_REQUIRED WORK_. From the first line to the last, output the data exactly as it stands, minus its pictures.

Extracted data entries
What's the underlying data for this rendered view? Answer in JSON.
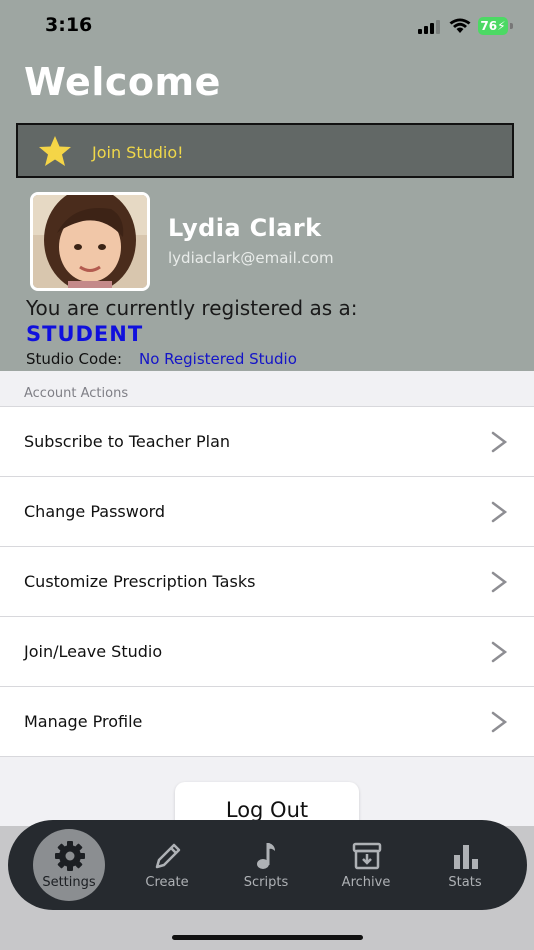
{
  "status_bar": {
    "time": "3:16",
    "battery": "76"
  },
  "header": {
    "title": "Welcome",
    "join_banner": {
      "label": "Join Studio!",
      "icon": "star-icon",
      "icon_color": "#f5d547"
    },
    "user": {
      "name": "Lydia Clark",
      "email": "lydiaclark@email.com"
    },
    "registration_text": "You are currently registered as a:",
    "role": "STUDENT",
    "studio_code_label": "Studio Code:",
    "studio_code_value": "No Registered Studio"
  },
  "account_actions": {
    "section_title": "Account Actions",
    "items": [
      {
        "label": "Subscribe to Teacher Plan"
      },
      {
        "label": "Change Password"
      },
      {
        "label": "Customize Prescription Tasks"
      },
      {
        "label": "Join/Leave Studio"
      },
      {
        "label": "Manage Profile"
      }
    ]
  },
  "logout_label": "Log Out",
  "tabbar": {
    "active": "Settings",
    "tabs": [
      {
        "label": "Settings",
        "icon": "gear-icon"
      },
      {
        "label": "Create",
        "icon": "pencil-icon"
      },
      {
        "label": "Scripts",
        "icon": "music-note-icon"
      },
      {
        "label": "Archive",
        "icon": "archive-icon"
      },
      {
        "label": "Stats",
        "icon": "bar-chart-icon"
      }
    ]
  },
  "colors": {
    "header_bg": "#9ea6a2",
    "role_color": "#1010dd",
    "link_color": "#1414c8",
    "tabbar_bg": "#262a2f",
    "join_text": "#f0d84a"
  }
}
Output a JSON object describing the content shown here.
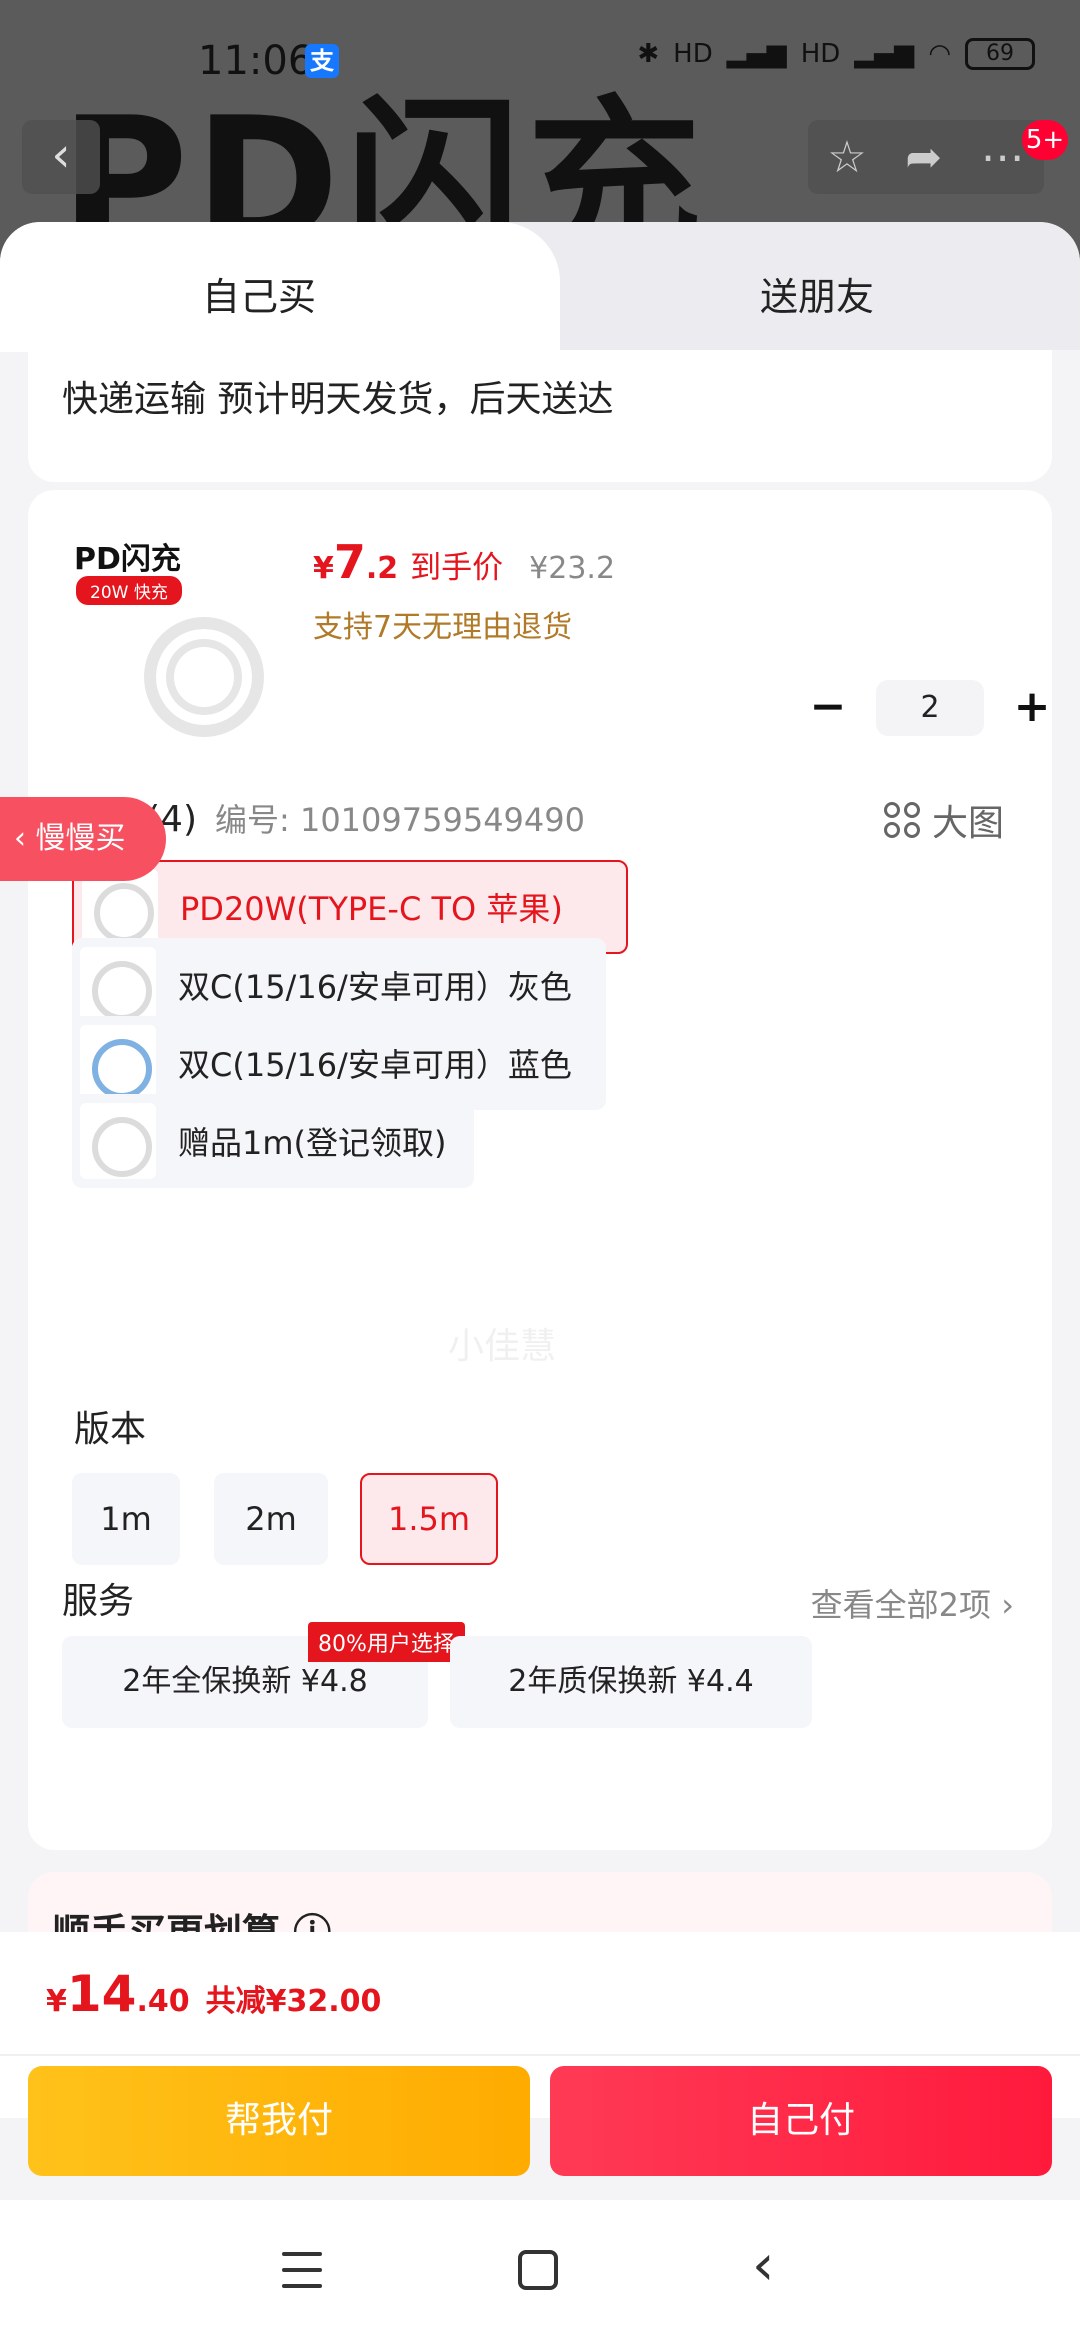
{
  "status_bar": {
    "time": "11:06",
    "app_badge": "支",
    "battery": "69",
    "signal_labels": [
      "HD",
      "HD"
    ]
  },
  "background": {
    "product_title": "PD闪充",
    "notification_count": "5+"
  },
  "tabs": {
    "self": "自己买",
    "friend": "送朋友"
  },
  "shipping": {
    "text": "快递运输 预计明天发货，后天送达"
  },
  "product": {
    "thumb_title": "PD闪充",
    "thumb_badge": "20W 快充",
    "price_currency": "¥",
    "price_int": "7",
    "price_dec": ".2",
    "price_tag": "到手价",
    "original_price": "¥23.2",
    "return_policy": "支持7天无理由退货",
    "quantity": "2",
    "minus": "−",
    "plus": "+"
  },
  "color": {
    "label": "颜色(4)",
    "code": "编号: 10109759549490",
    "big_image": "大图",
    "options": [
      {
        "label": "PD20W(TYPE-C TO 苹果)",
        "selected": true
      },
      {
        "label": "双C(15/16/安卓可用）灰色",
        "selected": false
      },
      {
        "label": "双C(15/16/安卓可用）蓝色",
        "selected": false
      },
      {
        "label": "赠品1m(登记领取)",
        "selected": false
      }
    ]
  },
  "version": {
    "label": "版本",
    "options": [
      "1m",
      "2m",
      "1.5m"
    ],
    "selected": "1.5m"
  },
  "service": {
    "label": "服务",
    "see_all": "查看全部2项 ›",
    "badge": "80%用户选择",
    "options": [
      "2年全保换新  ¥4.8",
      "2年质保换新  ¥4.4"
    ]
  },
  "bundle": {
    "title": "顺手买更划算 ⓘ"
  },
  "side_tab": {
    "label": "慢慢买"
  },
  "watermark": "小佳慧",
  "footer": {
    "total_currency": "¥",
    "total_int": "14",
    "total_dec": ".40",
    "total_save": "共减¥32.00",
    "pay_friend": "帮我付",
    "pay_self": "自己付"
  },
  "colors": {
    "accent_red": "#e4151d",
    "gold": "#ffb300",
    "pay_red": "#ff2a46"
  }
}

_ANSWER SECTION_.
What's the underlying data for this rendered view? Answer in JSON.
{
  "status_bar": {
    "time": "3:16",
    "battery": "76"
  },
  "header": {
    "title": "Welcome",
    "join_banner": {
      "label": "Join Studio!",
      "icon": "star-icon",
      "icon_color": "#f5d547"
    },
    "user": {
      "name": "Lydia Clark",
      "email": "lydiaclark@email.com"
    },
    "registration_text": "You are currently registered as a:",
    "role": "STUDENT",
    "studio_code_label": "Studio Code:",
    "studio_code_value": "No Registered Studio"
  },
  "account_actions": {
    "section_title": "Account Actions",
    "items": [
      {
        "label": "Subscribe to Teacher Plan"
      },
      {
        "label": "Change Password"
      },
      {
        "label": "Customize Prescription Tasks"
      },
      {
        "label": "Join/Leave Studio"
      },
      {
        "label": "Manage Profile"
      }
    ]
  },
  "logout_label": "Log Out",
  "tabbar": {
    "active": "Settings",
    "tabs": [
      {
        "label": "Settings",
        "icon": "gear-icon"
      },
      {
        "label": "Create",
        "icon": "pencil-icon"
      },
      {
        "label": "Scripts",
        "icon": "music-note-icon"
      },
      {
        "label": "Archive",
        "icon": "archive-icon"
      },
      {
        "label": "Stats",
        "icon": "bar-chart-icon"
      }
    ]
  },
  "colors": {
    "header_bg": "#9ea6a2",
    "role_color": "#1010dd",
    "link_color": "#1414c8",
    "tabbar_bg": "#262a2f",
    "join_text": "#f0d84a"
  }
}
Output a JSON object describing the content shown here.
{
  "status_bar": {
    "time": "11:06",
    "app_badge": "支",
    "battery": "69",
    "signal_labels": [
      "HD",
      "HD"
    ]
  },
  "background": {
    "product_title": "PD闪充",
    "notification_count": "5+"
  },
  "tabs": {
    "self": "自己买",
    "friend": "送朋友"
  },
  "shipping": {
    "text": "快递运输 预计明天发货，后天送达"
  },
  "product": {
    "thumb_title": "PD闪充",
    "thumb_badge": "20W 快充",
    "price_currency": "¥",
    "price_int": "7",
    "price_dec": ".2",
    "price_tag": "到手价",
    "original_price": "¥23.2",
    "return_policy": "支持7天无理由退货",
    "quantity": "2",
    "minus": "−",
    "plus": "+"
  },
  "color": {
    "label": "颜色(4)",
    "code": "编号: 10109759549490",
    "big_image": "大图",
    "options": [
      {
        "label": "PD20W(TYPE-C TO 苹果)",
        "selected": true
      },
      {
        "label": "双C(15/16/安卓可用）灰色",
        "selected": false
      },
      {
        "label": "双C(15/16/安卓可用）蓝色",
        "selected": false
      },
      {
        "label": "赠品1m(登记领取)",
        "selected": false
      }
    ]
  },
  "version": {
    "label": "版本",
    "options": [
      "1m",
      "2m",
      "1.5m"
    ],
    "selected": "1.5m"
  },
  "service": {
    "label": "服务",
    "see_all": "查看全部2项 ›",
    "badge": "80%用户选择",
    "options": [
      "2年全保换新  ¥4.8",
      "2年质保换新  ¥4.4"
    ]
  },
  "bundle": {
    "title": "顺手买更划算 ⓘ"
  },
  "side_tab": {
    "label": "慢慢买"
  },
  "watermark": "小佳慧",
  "footer": {
    "total_currency": "¥",
    "total_int": "14",
    "total_dec": ".40",
    "total_save": "共减¥32.00",
    "pay_friend": "帮我付",
    "pay_self": "自己付"
  },
  "colors": {
    "accent_red": "#e4151d",
    "gold": "#ffb300",
    "pay_red": "#ff2a46"
  }
}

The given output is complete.